I have been working on implementing the CCSS in modifying my district’s curriculum in light of what students need upon graduation, outside of simply using knowledge to pass college entrance tests. My goal with future employment is to continue this effort, bringing with me knowledge of the CCSS coupled with my master’s degree in Educational Technology from UCONN. I will work to highlight areas of curriculum schools are excelling and where change can positively affect student learning. The CCSS is a beginning framework to identified areas that should be reviewed. I bring with me experience working with 21st century skills including 24-7 learning through the internet. I also bring with me experience of implementing the Smarter Balanced Field Test of 2014 ( to over 300 students in both grades 10 and 11), and Smarter Balanced Summary Assessment of 2015 (to over 150 students grade 11).

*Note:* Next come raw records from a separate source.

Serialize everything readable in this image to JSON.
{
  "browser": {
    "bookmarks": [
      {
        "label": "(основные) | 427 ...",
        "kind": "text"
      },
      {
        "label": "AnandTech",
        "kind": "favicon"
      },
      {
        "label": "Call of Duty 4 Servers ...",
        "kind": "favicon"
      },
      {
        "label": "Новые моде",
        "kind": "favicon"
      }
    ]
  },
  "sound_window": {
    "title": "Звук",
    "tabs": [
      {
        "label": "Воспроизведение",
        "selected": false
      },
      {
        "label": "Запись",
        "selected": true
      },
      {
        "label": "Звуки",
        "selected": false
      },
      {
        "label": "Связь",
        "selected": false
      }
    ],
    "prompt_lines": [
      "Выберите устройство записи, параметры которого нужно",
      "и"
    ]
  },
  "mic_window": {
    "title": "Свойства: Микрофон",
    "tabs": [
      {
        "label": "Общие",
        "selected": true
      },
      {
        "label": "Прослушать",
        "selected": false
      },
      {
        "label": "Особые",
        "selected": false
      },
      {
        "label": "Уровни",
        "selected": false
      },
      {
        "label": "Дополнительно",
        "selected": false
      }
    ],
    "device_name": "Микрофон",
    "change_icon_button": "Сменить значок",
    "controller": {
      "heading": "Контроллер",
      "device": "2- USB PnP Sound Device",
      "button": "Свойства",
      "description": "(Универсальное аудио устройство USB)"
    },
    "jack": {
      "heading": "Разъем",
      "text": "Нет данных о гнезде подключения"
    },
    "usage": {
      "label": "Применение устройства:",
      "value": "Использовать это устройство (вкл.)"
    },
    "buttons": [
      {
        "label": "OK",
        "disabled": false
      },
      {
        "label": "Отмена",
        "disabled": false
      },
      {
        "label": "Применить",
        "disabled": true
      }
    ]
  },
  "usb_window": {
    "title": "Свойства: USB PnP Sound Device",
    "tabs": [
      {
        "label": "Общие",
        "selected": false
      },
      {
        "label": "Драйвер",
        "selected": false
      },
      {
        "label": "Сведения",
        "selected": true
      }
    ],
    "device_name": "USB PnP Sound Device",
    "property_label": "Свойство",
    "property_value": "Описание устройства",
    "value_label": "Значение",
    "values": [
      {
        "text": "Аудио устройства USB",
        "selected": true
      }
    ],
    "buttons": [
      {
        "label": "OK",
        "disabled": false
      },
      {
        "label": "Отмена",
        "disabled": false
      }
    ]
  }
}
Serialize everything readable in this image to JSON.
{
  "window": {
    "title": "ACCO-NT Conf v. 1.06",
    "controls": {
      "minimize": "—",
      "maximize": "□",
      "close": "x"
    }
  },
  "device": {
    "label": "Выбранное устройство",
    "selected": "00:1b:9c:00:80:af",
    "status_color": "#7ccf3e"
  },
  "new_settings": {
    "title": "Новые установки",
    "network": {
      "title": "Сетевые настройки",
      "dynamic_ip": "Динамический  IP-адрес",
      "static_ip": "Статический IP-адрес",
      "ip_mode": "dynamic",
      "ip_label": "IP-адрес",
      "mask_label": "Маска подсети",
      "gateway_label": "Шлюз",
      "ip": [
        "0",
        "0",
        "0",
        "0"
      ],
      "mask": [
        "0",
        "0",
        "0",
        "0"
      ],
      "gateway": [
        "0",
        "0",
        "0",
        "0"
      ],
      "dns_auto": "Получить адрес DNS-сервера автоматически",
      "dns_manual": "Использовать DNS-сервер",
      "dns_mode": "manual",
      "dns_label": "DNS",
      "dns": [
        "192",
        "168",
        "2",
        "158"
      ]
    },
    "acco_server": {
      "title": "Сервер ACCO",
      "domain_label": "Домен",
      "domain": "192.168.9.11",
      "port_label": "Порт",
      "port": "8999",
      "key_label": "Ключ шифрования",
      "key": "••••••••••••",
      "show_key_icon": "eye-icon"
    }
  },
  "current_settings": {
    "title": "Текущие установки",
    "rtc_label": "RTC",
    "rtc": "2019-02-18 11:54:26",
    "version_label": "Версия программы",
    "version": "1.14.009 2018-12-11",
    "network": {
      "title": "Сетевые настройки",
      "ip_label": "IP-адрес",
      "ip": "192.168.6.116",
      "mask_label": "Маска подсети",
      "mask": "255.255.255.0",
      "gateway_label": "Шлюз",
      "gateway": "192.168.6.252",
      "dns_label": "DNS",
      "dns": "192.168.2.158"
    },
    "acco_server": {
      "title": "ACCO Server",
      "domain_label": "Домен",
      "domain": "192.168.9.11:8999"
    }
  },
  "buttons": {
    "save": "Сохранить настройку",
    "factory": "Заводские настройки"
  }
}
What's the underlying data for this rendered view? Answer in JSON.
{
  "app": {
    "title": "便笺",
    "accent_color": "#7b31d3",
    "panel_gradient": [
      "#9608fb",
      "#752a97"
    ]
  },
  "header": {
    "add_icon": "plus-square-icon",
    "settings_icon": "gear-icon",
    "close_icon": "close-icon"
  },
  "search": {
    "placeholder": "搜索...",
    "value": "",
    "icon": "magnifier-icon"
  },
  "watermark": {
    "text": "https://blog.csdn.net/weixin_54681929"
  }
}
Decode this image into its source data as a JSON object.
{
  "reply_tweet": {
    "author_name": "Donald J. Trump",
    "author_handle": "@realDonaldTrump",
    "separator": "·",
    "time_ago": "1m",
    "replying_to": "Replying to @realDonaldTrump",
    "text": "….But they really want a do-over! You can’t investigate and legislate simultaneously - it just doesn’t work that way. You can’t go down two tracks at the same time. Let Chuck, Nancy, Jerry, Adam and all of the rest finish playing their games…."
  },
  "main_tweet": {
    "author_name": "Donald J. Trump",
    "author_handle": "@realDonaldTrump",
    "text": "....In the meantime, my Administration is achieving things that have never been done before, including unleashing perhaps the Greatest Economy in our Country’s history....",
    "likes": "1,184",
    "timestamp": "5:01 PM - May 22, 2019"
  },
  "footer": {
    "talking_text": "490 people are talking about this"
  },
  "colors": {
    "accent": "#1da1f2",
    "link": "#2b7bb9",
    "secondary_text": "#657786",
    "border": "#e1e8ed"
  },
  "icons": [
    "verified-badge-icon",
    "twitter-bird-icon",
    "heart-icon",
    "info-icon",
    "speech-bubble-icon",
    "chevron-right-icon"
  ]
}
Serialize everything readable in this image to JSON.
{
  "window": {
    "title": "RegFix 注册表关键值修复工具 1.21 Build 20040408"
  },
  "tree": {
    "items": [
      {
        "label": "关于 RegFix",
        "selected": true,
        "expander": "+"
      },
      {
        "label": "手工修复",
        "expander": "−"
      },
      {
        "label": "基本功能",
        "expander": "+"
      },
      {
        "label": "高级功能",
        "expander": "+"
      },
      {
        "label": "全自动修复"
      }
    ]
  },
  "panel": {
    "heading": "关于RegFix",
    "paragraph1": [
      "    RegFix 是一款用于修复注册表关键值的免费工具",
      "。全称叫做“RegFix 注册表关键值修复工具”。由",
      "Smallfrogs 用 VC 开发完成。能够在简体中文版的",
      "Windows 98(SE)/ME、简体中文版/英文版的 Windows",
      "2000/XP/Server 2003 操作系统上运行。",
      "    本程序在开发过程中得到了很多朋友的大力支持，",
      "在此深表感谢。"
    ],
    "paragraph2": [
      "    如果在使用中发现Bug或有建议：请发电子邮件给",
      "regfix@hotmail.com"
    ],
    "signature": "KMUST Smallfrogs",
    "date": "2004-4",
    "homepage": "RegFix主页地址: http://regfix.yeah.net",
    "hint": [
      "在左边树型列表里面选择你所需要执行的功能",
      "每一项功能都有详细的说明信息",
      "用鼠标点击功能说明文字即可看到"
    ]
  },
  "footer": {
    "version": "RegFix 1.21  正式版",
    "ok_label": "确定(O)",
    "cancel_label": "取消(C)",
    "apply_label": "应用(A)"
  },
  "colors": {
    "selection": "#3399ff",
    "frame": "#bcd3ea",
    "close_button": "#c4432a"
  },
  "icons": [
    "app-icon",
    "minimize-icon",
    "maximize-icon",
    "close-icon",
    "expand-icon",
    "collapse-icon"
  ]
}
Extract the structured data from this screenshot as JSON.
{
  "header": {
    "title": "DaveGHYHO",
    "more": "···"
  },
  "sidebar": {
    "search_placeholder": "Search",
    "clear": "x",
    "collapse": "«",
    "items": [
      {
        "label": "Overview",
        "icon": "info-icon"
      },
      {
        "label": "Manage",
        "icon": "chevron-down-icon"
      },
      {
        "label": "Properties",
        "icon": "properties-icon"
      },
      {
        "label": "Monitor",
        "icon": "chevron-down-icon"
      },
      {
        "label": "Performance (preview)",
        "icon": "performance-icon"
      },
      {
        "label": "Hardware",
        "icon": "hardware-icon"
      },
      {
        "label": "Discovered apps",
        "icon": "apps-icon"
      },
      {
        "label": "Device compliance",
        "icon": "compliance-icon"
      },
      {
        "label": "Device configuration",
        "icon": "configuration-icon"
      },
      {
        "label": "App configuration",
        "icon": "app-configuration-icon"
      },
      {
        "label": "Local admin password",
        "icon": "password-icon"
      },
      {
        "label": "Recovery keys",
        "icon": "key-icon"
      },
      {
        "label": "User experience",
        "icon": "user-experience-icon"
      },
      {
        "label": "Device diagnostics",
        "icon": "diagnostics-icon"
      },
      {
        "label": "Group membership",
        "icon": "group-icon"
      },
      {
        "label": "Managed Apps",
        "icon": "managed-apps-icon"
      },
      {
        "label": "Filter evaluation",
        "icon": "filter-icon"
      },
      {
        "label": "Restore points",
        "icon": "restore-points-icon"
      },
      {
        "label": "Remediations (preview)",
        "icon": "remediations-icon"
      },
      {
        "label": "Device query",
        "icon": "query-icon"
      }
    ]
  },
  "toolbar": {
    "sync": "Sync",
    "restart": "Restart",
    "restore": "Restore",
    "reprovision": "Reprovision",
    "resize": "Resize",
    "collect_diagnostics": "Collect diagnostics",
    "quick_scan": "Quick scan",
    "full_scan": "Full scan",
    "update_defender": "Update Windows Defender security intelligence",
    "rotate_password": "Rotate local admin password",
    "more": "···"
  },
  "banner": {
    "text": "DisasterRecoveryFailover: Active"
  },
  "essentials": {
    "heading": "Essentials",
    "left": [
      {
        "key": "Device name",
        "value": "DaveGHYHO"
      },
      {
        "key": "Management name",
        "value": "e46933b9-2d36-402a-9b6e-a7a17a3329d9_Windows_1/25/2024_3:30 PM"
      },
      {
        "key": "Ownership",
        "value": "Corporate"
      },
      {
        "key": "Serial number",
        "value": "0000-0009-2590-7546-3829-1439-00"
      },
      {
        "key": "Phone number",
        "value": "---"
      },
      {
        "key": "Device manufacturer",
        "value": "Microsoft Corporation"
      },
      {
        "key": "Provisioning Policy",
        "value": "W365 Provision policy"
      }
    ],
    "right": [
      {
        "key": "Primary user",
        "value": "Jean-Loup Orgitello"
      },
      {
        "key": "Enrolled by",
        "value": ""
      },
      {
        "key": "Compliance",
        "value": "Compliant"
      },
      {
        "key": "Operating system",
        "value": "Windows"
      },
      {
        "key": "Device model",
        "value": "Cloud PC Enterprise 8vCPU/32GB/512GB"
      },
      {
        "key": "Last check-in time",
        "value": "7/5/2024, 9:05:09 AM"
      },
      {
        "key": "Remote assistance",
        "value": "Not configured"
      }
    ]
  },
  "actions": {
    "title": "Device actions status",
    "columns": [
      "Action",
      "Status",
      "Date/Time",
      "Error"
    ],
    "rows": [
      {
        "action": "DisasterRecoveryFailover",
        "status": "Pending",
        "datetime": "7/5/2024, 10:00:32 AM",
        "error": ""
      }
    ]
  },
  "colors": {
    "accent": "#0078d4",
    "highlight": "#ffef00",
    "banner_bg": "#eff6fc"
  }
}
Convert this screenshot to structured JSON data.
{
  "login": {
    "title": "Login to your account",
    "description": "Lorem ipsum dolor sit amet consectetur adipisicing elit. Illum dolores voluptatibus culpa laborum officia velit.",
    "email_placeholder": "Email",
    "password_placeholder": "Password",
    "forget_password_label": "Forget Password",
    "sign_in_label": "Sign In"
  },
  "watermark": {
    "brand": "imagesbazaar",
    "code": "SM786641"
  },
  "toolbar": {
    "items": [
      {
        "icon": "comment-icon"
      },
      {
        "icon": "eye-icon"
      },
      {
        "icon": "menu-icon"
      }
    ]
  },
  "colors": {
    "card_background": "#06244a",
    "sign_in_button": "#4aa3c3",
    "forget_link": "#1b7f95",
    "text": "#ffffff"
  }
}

As a school leader it is important to create a sense of urgency to make change, especially change as dramatic as creating new curriculum and a new pedagogical paradigm. To help create this sense of urgency, I look at or collect relevant data and determine what students need to know and be able to do to compete in the global economy. Using this data I create a network of individuals who can collaboratively work together and create change. For example, to help other administrators and teachers see the value of allowing students to work on real problems, I would invite the leaders and teachers to watch live demonstrations with students working problems and interacting with the world. I would demonstrate the power of the flat world (see The World is Flat by Thomas L. Friedman). I would encourage the leaders to start reading and participating (by writing and contributing) in online communities in an attempt to enlarge our individual personal learning communities (PLC). Professional development would need to change, as demanded by the new education law in Connecticut to accommodate 24-7 learning of both students and teachers.